  CHAPTER XXII

164 OF CRIMINAL INTIMIDATION, INSULT PREJUDICIAL ACT AND ANNOYANCE
 
  Criminal intimidation  
503. Whoever threatens another with any injury to his person, reputation or property, or to the person or reputation of any one in whom that person is interested, with intent to cause to alarm to that person, or to cause that person to do any act which he is not legally bound to do, or to omit to do any act which that person is legally entitled to do, as the means of avoiding the execution of such threat, commits criminal intimidation.

Explanation.-A threat to injure the reputation of any deceased person in whom the person threatened is interested, is within this section.

Illustration

A, for the purpose of inducing B to desist from prosecuting a civil suit, threatens to burn B's house. A is guilty of criminal intimidation.
 
 
 
  Intentional insult with intent to provoke breach of the peace  
504. Whoever intentionally insults, and thereby gives provocation to any person, intending or knowing it to be likely that such provocation will cause him to break the public peace, or to commit any other offence, shall be punished with imprisonment of either description for a term which may extend to two years, or with fine, or with both.
 
 
 
  Statements conducing to public mischief  
505. Whoever makes, publishes or circulates any statement, rumour or report,

(a) with intent to cause, or which is likely to cause, any officer, soldier, sailor or airman in the Army, Navy or Air Force of Bangladesh to mutiny or otherwise disregard or fail in his duty as such; or

(b) with intent to cause, or which is likely to cause, fear or alarm to the public or to any section of the public whereby any person may be induced to commit an offence against the state or against the public tranquility; or

(c) with intent to incite, or which is likely to incite, any class or community of persons to commit any offence against any other class or community 165[ ; or

(d) with intent to create or promote, or which is likely to create or promote, feelings of enmity, hatred or ill-will between different communities, classes or sections of people,]

shall be punished with imprisonment which may extend to 166[ seven years], or with fine, or with both.

Exception.It does not amount to an offence, within the meaning of this section, when the person making, publishing or circulating any such statement, rumour or report, has reasonable grounds for believing that such statement, rumour or report is true and makes, publishes or circulates it without any such intent as aforesaid.
 
 
 
  Prejudicial act by words, etc  
167[ 505A. Whoever-

(a) by words, either spoken or written, or by signs or by visible representation or otherwise does anything, or

(b) makes, publishes or circulates any statement, rumour or report,

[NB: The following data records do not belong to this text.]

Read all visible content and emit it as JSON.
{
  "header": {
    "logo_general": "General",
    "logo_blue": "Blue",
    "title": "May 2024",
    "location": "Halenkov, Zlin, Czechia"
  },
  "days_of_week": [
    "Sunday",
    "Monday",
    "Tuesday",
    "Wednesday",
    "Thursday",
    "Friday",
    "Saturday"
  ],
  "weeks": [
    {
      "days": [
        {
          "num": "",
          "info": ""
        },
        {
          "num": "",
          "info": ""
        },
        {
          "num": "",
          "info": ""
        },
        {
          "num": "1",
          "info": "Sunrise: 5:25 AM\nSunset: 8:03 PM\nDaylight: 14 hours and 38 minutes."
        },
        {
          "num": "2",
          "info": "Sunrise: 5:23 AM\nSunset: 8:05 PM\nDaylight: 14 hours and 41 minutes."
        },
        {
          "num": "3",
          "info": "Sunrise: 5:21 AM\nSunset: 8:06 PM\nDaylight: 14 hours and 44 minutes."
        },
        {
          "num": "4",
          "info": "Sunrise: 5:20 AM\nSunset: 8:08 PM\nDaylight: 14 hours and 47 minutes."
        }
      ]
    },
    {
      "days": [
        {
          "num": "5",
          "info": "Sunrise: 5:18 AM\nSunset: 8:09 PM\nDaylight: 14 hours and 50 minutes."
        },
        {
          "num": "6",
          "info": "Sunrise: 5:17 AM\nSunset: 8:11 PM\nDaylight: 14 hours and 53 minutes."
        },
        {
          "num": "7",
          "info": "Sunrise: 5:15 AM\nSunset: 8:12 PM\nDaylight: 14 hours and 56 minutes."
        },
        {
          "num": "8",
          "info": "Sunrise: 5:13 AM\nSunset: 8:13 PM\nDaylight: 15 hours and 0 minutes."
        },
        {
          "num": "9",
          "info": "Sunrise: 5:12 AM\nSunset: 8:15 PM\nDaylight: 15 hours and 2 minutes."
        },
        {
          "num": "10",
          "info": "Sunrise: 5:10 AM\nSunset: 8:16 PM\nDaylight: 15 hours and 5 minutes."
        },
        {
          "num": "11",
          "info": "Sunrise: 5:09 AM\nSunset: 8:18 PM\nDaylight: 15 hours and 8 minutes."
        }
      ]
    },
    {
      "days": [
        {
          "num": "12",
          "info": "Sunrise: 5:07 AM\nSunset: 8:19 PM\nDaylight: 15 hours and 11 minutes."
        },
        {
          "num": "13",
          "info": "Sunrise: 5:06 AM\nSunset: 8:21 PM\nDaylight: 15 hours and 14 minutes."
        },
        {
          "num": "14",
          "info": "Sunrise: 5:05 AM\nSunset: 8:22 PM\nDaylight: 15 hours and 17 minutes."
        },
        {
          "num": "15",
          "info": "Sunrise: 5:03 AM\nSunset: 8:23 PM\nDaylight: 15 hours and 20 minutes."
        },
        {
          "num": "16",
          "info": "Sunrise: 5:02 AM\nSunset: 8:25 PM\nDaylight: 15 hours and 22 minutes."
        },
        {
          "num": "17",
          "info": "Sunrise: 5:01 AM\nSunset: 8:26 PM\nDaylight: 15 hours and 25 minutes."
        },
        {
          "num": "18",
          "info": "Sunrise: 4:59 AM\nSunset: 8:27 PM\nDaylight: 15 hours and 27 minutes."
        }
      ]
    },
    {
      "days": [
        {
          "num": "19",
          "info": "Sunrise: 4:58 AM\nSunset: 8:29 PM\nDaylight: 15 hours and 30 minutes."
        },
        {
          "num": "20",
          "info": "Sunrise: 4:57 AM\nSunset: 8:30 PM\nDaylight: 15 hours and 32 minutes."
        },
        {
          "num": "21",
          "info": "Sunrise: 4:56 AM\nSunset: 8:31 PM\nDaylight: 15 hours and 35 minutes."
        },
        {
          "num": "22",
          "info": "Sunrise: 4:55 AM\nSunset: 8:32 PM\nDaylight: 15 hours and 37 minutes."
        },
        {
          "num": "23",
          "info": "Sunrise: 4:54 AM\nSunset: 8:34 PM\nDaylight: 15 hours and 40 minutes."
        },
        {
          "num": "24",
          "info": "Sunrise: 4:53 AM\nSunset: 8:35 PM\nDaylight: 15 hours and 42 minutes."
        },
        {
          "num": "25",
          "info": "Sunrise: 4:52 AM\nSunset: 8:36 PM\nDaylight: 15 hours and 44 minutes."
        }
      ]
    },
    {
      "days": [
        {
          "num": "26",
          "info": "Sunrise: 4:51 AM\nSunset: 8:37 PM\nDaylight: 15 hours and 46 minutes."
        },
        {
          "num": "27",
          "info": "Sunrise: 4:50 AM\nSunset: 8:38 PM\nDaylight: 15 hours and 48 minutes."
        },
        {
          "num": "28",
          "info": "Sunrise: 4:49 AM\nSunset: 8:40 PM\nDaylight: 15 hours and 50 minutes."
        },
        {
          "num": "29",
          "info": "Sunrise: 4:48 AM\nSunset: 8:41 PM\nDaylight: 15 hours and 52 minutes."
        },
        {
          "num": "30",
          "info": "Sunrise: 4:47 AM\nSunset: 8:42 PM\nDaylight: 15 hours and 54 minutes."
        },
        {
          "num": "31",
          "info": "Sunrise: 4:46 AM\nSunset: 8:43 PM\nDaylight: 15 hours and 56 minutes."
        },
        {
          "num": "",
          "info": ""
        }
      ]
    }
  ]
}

which is, or which is likely to be prejudicial to the interests of the security of Bangladesh or public order, or to the maintenance of friendly relations of Bangladesh with foreign states or to the maintenance of supplies and services essential to the community, shall be punished with imprisonment for a term which may extend to seven years, or with fine, or with both.]
 
 
 
  Punishment for criminal intimidation  
506. Whoever commits the offence of criminal intimidation shall be punished with imprisonment of either description for a term which may extend to two years, or with fine, or with both;
 
 
 
  If threat be to cause death or grievous hurt, etc  
and if the threat be to cause death or grievous hurt, or to cause the destruction of any property by fire, or to cause an offence punishable with death or 168[ imprisonment for life], or with imprisonment for a term which may extend to seven years, or to impute unchastity to a woman, shall be punished with imprisonment of either description for a term which may extend to seven years, or with fine, or with both.
 
 
 
  Criminal intimidation by an anonymous communication  
507. Whoever commits the offence of criminal intimidation by an anonymous communication, or having taken precaution to conceal the name or abode of the person from whom the threat comes, shall be punished with imprisonment of either description for a term which may